LARGE IMAGE OPENS IN A NEW WINDOW
Above is a foreign visitor's view of the intersection at the junction of High, Hereford and Colombo Streets. Photographed on a Saturday night, when it's despoiled with litter and drunken vomit, the immediate precinct has recently undergone an extensive makeover, which includes a $250,000 kitsch representation of a Wheatsheaf (below).
Photo credit: top pic is by Peter Ulrich, a Web designer from Berlin.
I love how the blue light from the under seat lighting makes it appear as though a forensic investigation is underway - urban forensics encompassing the whole gamut of bodily fluids.
There is something lacking in Christchurchs civic attitude - no amount of repaving, clusters of bits of metal or coloured lighting will never make this area appear as though the general public have a stake in it. I always found it rather crowded - not with people, but with other urban fixtures - now made worse but an almost wholesale removal of the urban playgournd that it should be - sit here, not there, drink here not there, walk here not there, and in this direction not that direction.... look here at an overscaled 'thing', identify an important point being made, nod and walk on.....
If there's anything to be learned from history, it is, that in the broader time scale and in spite of our conceits, all civilisations are little more than straws in the wind. They evidence organic qualities in that that they germinate, grow to maturity, bear fruit in the form of high culture and then wither into decay. As Benjamin Franklyn observed "Great empires like great cakes are most easily diminished at the edges," and at few places would that seem more self-evident than upon western civilisation's remotest frontier.
Social fragmentation is an inevitable symptom of a reversion to barbarism, that vigorous trunk from which the delicate bloom of high culture briefly flowers, which in the case of Christchurch would appear to have been in the two decades from 1930. The progress of cultural decline appears to have gained greater momentum in recent decades as social organisations such as religions and unions, etc. have waned into insignificance.
The immoderate use of psychotropic drugs (including alcohol) for recreational purposes facilitates an escape from the unacceptable realities of every day life.

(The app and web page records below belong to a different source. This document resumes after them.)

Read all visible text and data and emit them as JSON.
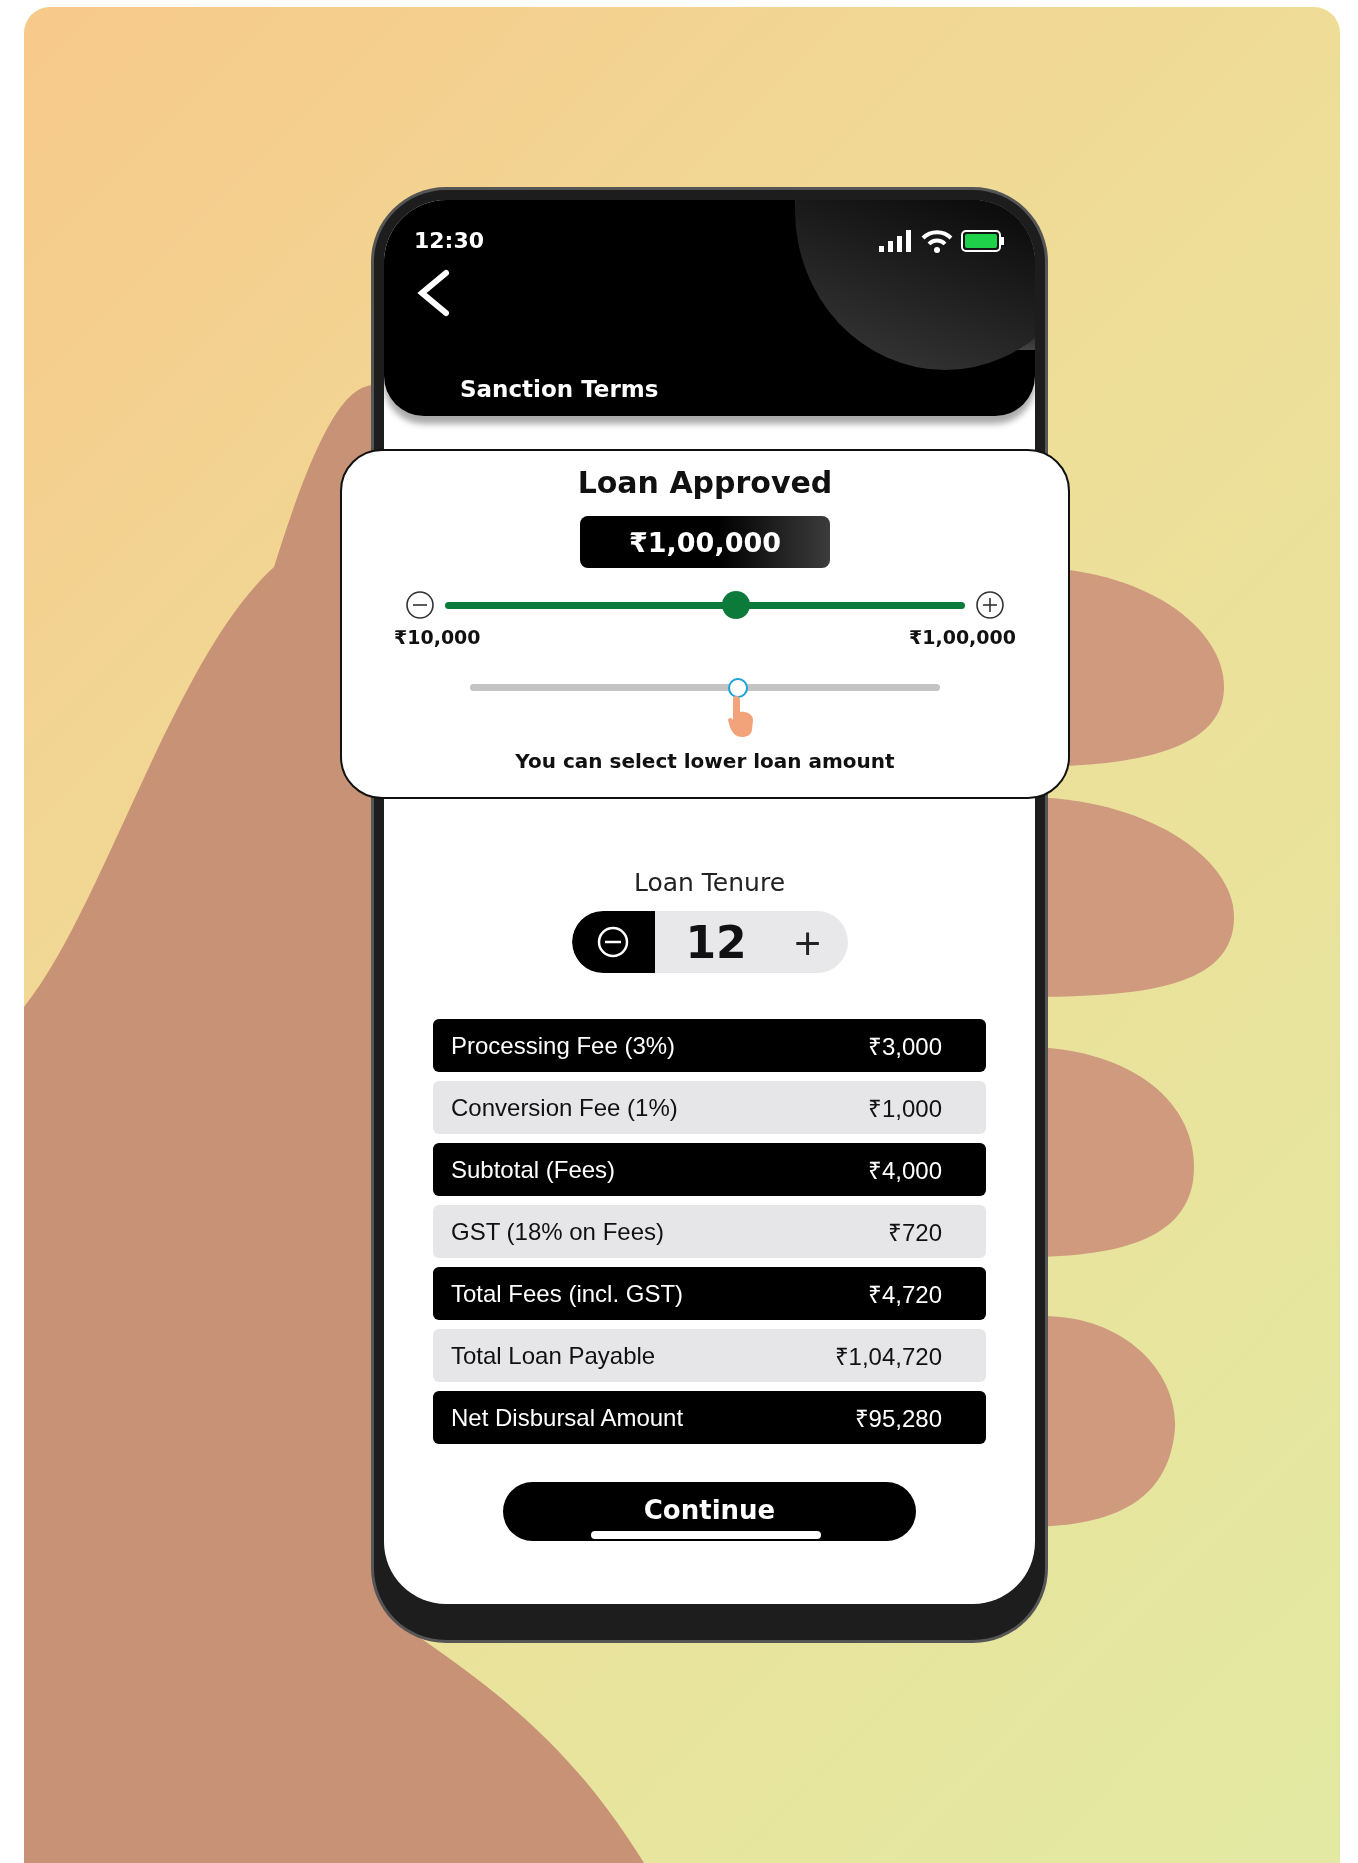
{
  "status_bar": {
    "time": "12:30"
  },
  "header": {
    "title": "Sanction Terms"
  },
  "loan_card": {
    "title": "Loan Approved",
    "amount": "₹1,00,000",
    "slider": {
      "level": 0.56,
      "min_label": "₹10,000",
      "max_label": "₹1,00,000"
    },
    "hint_slider": {
      "level": 0.57
    },
    "hint": "You can select lower loan amount"
  },
  "tenure": {
    "label": "Loan Tenure",
    "value": "12",
    "plus": "+"
  },
  "fees": [
    {
      "label": "Processing Fee (3%)",
      "value": "₹3,000",
      "kind": "dark"
    },
    {
      "label": "Conversion Fee (1%)",
      "value": "₹1,000",
      "kind": "light"
    },
    {
      "label": "Subtotal (Fees)",
      "value": "₹4,000",
      "kind": "dark"
    },
    {
      "label": "GST (18% on Fees)",
      "value": "₹720",
      "kind": "light"
    },
    {
      "label": "Total Fees (incl. GST)",
      "value": "₹4,720",
      "kind": "dark"
    },
    {
      "label": "Total Loan Payable",
      "value": "₹1,04,720",
      "kind": "light"
    },
    {
      "label": "Net Disbursal Amount",
      "value": "₹95,280",
      "kind": "dark"
    }
  ],
  "continue_button": "Continue"
}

Thus what's happening on weekend evenings in Christchurch is symptomatic of a cynical rejection of our received social values, now only shared by those with significantly more yesterdays than tomorrows.
History confirms that the naïve assumption that repressive authoritarianism can do more than just supress the symptoms of social decay has never worked. There are no convenient answers to Christchurch's current social problems, just more authoritarian repression, political posturing and media hype along the route to the inevitable.
But cheer up, upon the best information currently available, one can reasonably assume that the location pictured above will be well below sea level by the end of this century, New Zealand will then have a population of around 80 million and our political masters will have quite a different set of problems to contend with. But in the meantime one can choose to view life as either a comedy or a tragedy - the emporer Nero is said to have played upon his fiddle while Rome burned...